Ironically, his suicide - Street suffered from depression and was prone to periods of heavy drinking - came at a time when his career never looked better, having recently signed with Polydor Records and scoring a top 10 hit earlier in the year with "If I Had a Cheating Heart."
Surprisingly, little has been written about Street's career since his death, the most comprehensive piece until now being a 1986 article in the Journal of Country Music written by Edward Morris. The good news for Street's fans is that "Mel Street" is a book that many of them have been waiting for for years, providing an in-depth examination of the man's career that he's long deserved.

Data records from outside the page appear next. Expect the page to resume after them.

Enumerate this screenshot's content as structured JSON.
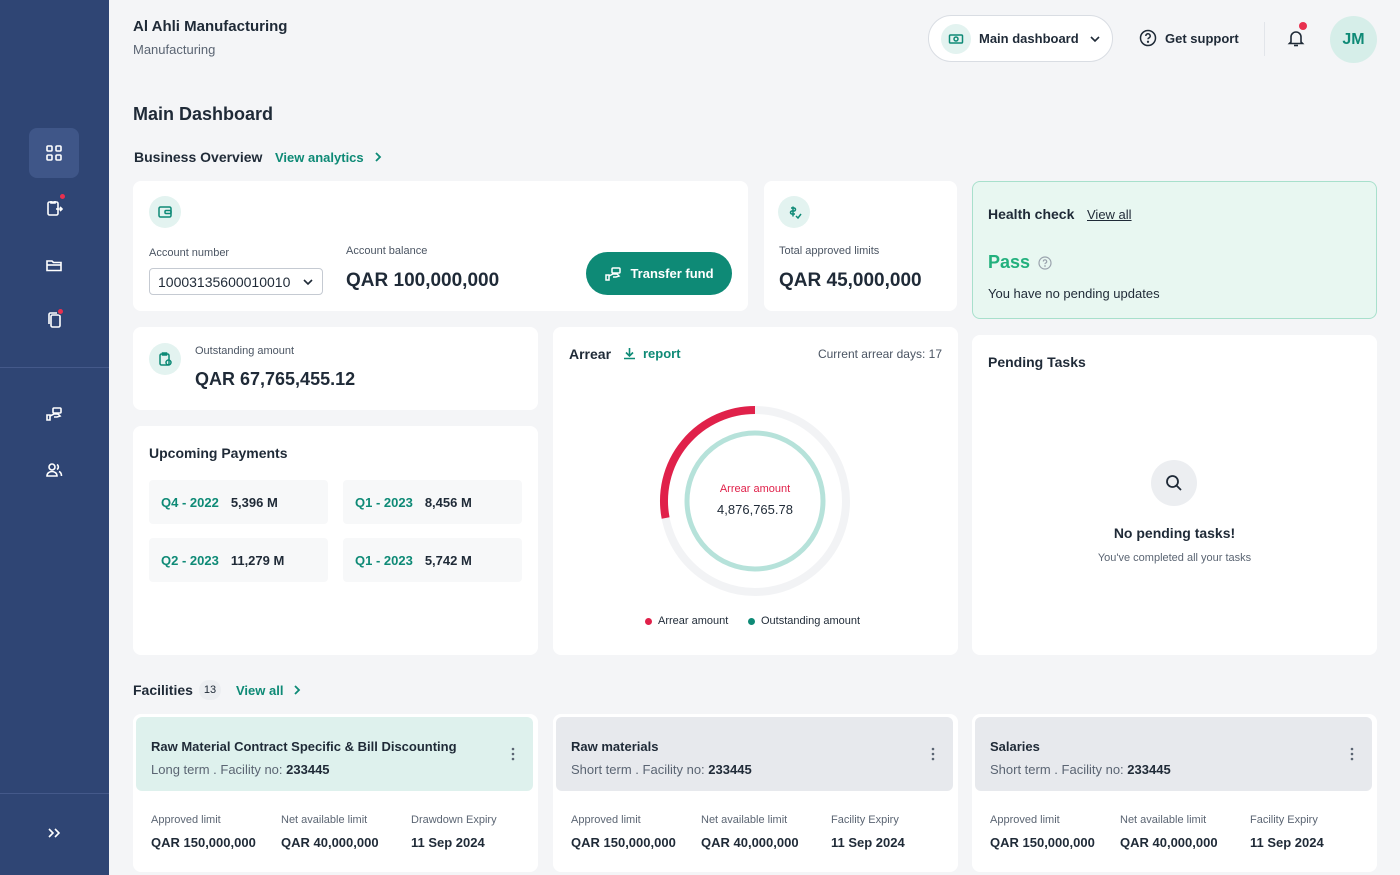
{
  "company": {
    "name": "Al Ahli Manufacturing",
    "subtitle": "Manufacturing"
  },
  "header": {
    "dashboard_select": "Main dashboard",
    "support_label": "Get support",
    "avatar_initials": "JM"
  },
  "page_title": "Main Dashboard",
  "business_overview": {
    "title": "Business Overview",
    "link": "View analytics"
  },
  "account": {
    "number_label": "Account number",
    "number_value": "10003135600010010",
    "balance_label": "Account balance",
    "balance_value": "QAR 100,000,000",
    "transfer_label": "Transfer fund"
  },
  "limits": {
    "label": "Total approved limits",
    "value": "QAR 45,000,000"
  },
  "health": {
    "title": "Health check",
    "link": "View all",
    "status": "Pass",
    "message": "You have no pending updates"
  },
  "outstanding": {
    "label": "Outstanding amount",
    "value": "QAR 67,765,455.12"
  },
  "upcoming": {
    "title": "Upcoming Payments",
    "items": [
      {
        "quarter": "Q4 - 2022",
        "value": "5,396 M"
      },
      {
        "quarter": "Q1 - 2023",
        "value": "8,456 M"
      },
      {
        "quarter": "Q2 - 2023",
        "value": "11,279 M"
      },
      {
        "quarter": "Q1 - 2023",
        "value": "5,742 M"
      }
    ]
  },
  "arrear": {
    "title": "Arrear",
    "report_link": "report",
    "days_text": "Current arrear days: 17",
    "center_label": "Arrear amount",
    "center_value": "4,876,765.78",
    "arrear_fraction": 0.28,
    "legend": [
      "Arrear amount",
      "Outstanding amount"
    ],
    "colors": {
      "arrear": "#e0214a",
      "outstanding": "#0e8a76",
      "outstanding_ring": "#b6e2da",
      "track": "#f2f3f5"
    }
  },
  "pending": {
    "title": "Pending Tasks",
    "empty_title": "No pending tasks!",
    "empty_sub": "You've completed all your tasks"
  },
  "facilities": {
    "title": "Facilities",
    "count": "13",
    "link": "View all",
    "items": [
      {
        "name": "Raw Material Contract Specific & Bill Discounting",
        "term": "Long term",
        "facility_label": "Facility no:",
        "facility_no": "233445",
        "cols": [
          {
            "label": "Approved limit",
            "value": "QAR 150,000,000"
          },
          {
            "label": "Net available limit",
            "value": "QAR 40,000,000"
          },
          {
            "label": "Drawdown Expiry",
            "value": "11 Sep 2024"
          }
        ]
      },
      {
        "name": "Raw materials",
        "term": "Short term",
        "facility_label": "Facility no:",
        "facility_no": "233445",
        "cols": [
          {
            "label": "Approved limit",
            "value": "QAR 150,000,000"
          },
          {
            "label": "Net available limit",
            "value": "QAR 40,000,000"
          },
          {
            "label": "Facility Expiry",
            "value": "11 Sep 2024"
          }
        ]
      },
      {
        "name": "Salaries",
        "term": "Short term",
        "facility_label": "Facility no:",
        "facility_no": "233445",
        "cols": [
          {
            "label": "Approved limit",
            "value": "QAR 150,000,000"
          },
          {
            "label": "Net available limit",
            "value": "QAR 40,000,000"
          },
          {
            "label": "Facility Expiry",
            "value": "11 Sep 2024"
          }
        ]
      }
    ]
  },
  "colors": {
    "sidebar": "#2f4574",
    "accent": "#0e8a76",
    "alert": "#e8304f",
    "pass": "#22b07d"
  }
}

Schuler and Delp, for their part, appear to have exhausted Street's personal directory in their quest to interview everyone associated with his career - family members, band members, management, DJs who supported his career, and so on, and dozens of rare photographs are also included. Perhaps most interesting, though, is a series of 1976 interviews that Ralph Emery conducted with Street; a rare example of Street looking back on his career only a couple of years before his death. If a single criticism can be made, it's that Schuler and Delp would have benefited from the services of a good editor. If one is used to the work of, say, Colin Escott or Charles Wolfe, well, Schuler and Delp don't write like that. The writing is really more reminiscent of self-published fan books rather than that seen in more mainstream publications. In addition, the inclusion of a discography would have been useful, particularly since so little of Street's music has been reissued on CD. Still, two things you can certainly say for Schuler and Delp is that they're nothing if not passionate about their subject. And they have the market to themselves - just try finding another book on Mel Street.